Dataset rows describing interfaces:
★ ★ ★ ★ ★
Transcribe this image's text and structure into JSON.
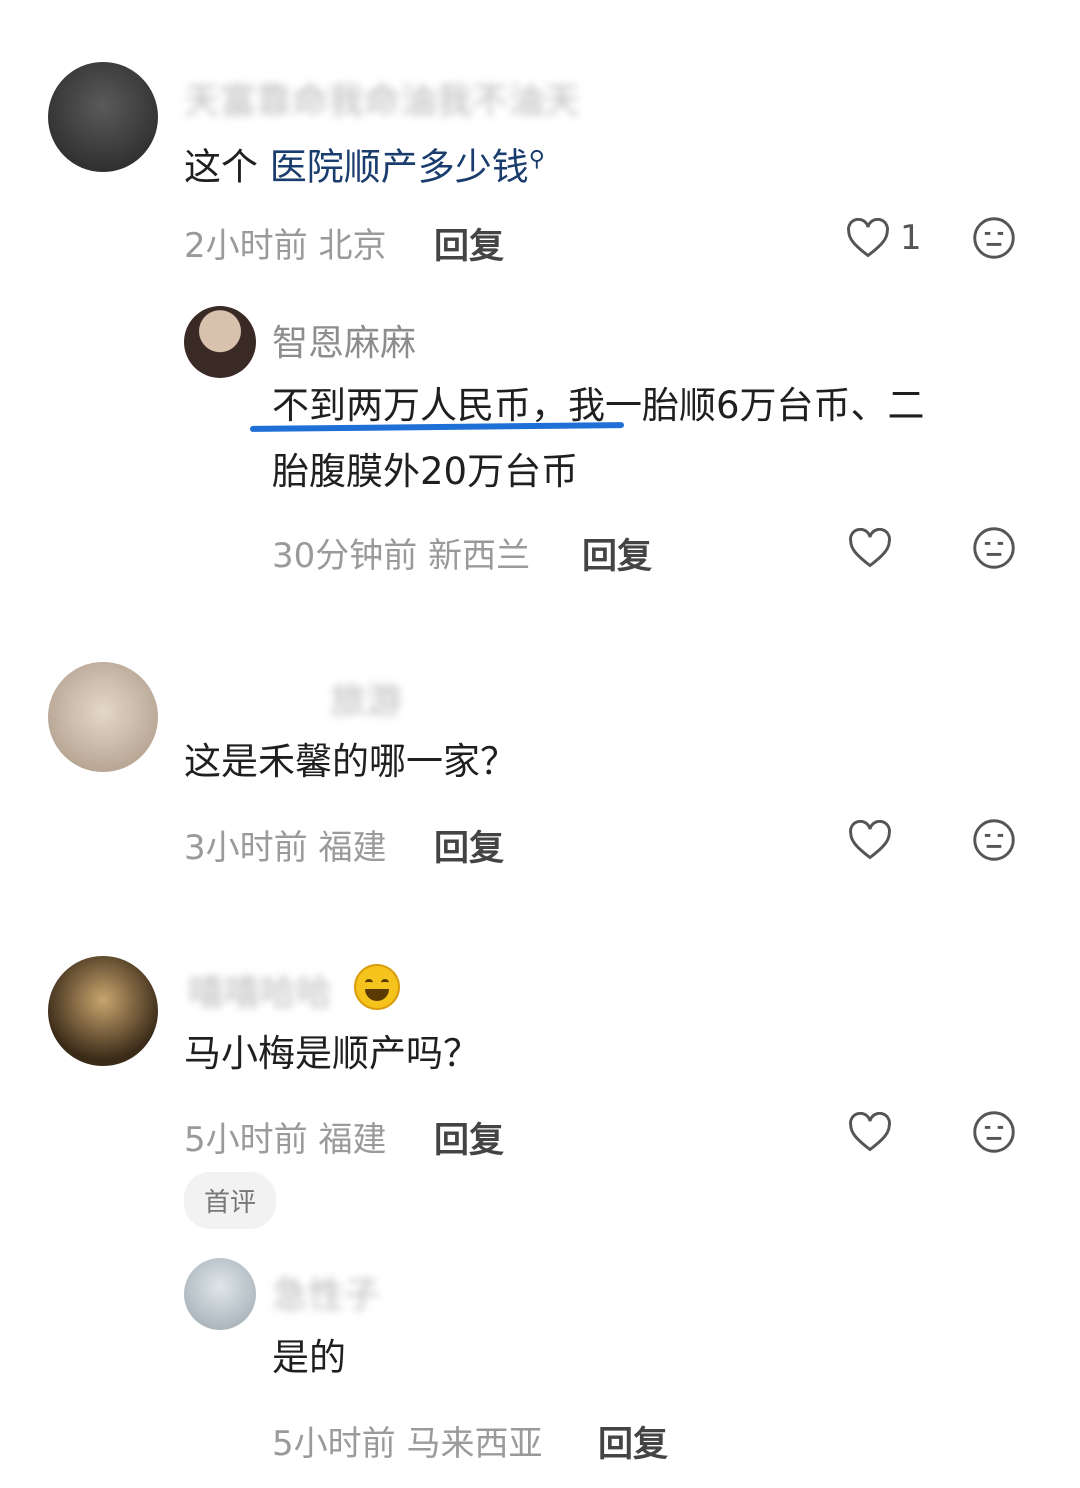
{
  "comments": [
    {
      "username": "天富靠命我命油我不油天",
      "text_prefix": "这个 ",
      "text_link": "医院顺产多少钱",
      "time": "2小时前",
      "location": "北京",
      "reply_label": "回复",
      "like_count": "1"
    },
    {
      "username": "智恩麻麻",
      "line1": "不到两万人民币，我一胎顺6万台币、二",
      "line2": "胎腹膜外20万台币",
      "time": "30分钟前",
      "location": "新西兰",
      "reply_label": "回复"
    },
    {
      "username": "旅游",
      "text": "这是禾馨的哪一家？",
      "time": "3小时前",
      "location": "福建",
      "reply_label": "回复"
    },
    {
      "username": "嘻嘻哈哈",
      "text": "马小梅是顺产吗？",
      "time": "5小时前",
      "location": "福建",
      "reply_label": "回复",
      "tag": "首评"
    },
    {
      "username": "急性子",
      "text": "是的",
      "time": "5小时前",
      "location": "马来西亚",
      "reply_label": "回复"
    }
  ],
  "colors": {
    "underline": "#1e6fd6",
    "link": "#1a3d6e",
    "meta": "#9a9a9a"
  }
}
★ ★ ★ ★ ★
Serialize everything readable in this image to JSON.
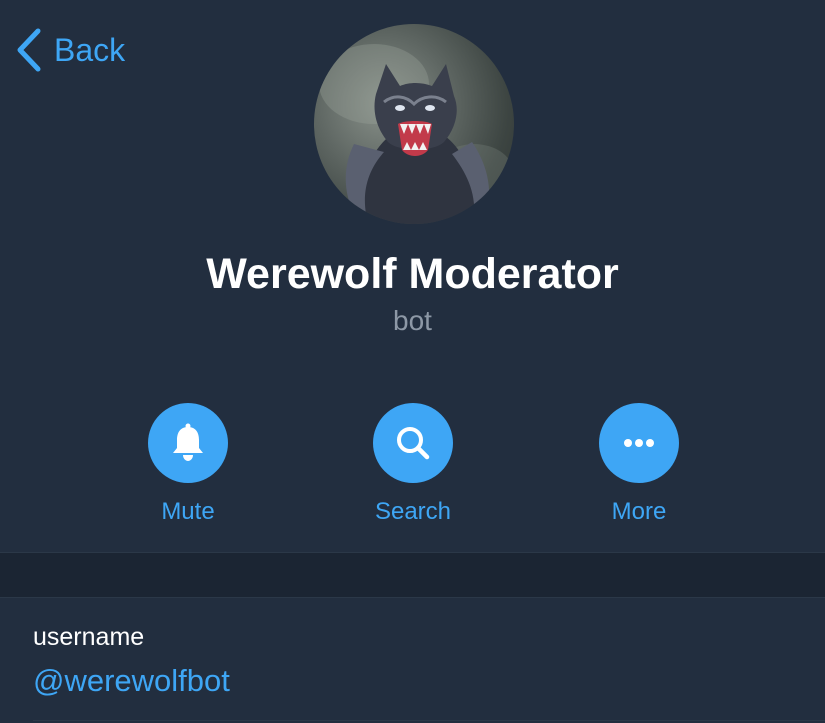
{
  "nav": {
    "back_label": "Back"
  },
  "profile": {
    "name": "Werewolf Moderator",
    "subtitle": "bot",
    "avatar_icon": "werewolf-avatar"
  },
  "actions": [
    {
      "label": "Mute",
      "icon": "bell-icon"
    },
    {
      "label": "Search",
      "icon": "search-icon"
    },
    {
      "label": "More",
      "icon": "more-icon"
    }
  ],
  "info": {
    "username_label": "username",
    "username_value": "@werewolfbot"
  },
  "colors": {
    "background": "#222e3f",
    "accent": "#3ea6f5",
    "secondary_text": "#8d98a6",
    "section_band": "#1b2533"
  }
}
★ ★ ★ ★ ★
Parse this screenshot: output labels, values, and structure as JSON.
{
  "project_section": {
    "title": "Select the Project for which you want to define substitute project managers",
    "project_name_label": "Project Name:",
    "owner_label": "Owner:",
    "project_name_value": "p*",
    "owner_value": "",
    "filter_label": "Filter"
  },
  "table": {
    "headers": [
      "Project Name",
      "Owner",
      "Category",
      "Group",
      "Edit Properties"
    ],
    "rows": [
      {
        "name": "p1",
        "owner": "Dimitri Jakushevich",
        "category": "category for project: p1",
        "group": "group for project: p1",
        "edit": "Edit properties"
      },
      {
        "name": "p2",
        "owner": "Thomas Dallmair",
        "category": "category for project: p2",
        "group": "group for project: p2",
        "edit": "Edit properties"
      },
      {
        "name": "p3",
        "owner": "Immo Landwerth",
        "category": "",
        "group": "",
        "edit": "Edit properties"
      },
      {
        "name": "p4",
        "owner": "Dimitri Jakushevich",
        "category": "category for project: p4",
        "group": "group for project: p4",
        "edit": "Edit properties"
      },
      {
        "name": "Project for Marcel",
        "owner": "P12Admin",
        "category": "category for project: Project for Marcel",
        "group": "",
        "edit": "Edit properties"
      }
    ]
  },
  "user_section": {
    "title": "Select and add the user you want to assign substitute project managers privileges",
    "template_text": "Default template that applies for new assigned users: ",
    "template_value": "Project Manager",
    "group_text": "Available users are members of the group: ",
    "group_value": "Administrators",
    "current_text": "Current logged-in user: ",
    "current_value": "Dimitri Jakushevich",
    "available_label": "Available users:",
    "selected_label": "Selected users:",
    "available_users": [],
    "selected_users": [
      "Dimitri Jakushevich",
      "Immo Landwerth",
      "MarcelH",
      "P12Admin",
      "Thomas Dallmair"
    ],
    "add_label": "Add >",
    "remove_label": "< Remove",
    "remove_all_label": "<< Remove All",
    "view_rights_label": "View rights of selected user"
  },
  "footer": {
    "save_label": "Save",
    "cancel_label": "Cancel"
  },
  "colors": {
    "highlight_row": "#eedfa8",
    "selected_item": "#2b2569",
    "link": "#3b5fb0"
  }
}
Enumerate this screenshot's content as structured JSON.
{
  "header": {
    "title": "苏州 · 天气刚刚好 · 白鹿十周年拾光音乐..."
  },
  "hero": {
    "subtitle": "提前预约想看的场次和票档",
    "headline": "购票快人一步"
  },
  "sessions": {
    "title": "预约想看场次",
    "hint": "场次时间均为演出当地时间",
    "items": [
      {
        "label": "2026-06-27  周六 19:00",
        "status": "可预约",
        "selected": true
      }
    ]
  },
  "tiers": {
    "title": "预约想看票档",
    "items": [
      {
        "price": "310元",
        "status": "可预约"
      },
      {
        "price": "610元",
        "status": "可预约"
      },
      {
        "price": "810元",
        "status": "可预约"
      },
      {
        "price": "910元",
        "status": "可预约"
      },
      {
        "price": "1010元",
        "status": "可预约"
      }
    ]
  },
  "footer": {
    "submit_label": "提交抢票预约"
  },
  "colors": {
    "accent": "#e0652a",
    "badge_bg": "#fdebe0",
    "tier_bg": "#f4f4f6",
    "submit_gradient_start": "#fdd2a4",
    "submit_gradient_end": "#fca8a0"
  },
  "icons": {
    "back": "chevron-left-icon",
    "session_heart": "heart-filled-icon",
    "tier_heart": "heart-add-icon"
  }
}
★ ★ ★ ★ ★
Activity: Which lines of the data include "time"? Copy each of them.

Exercise response:
      "time": "2小时前",
      "time": "30分钟前",
      "time": "3小时前",
      "time": "5小时前",
      "time": "5小时前",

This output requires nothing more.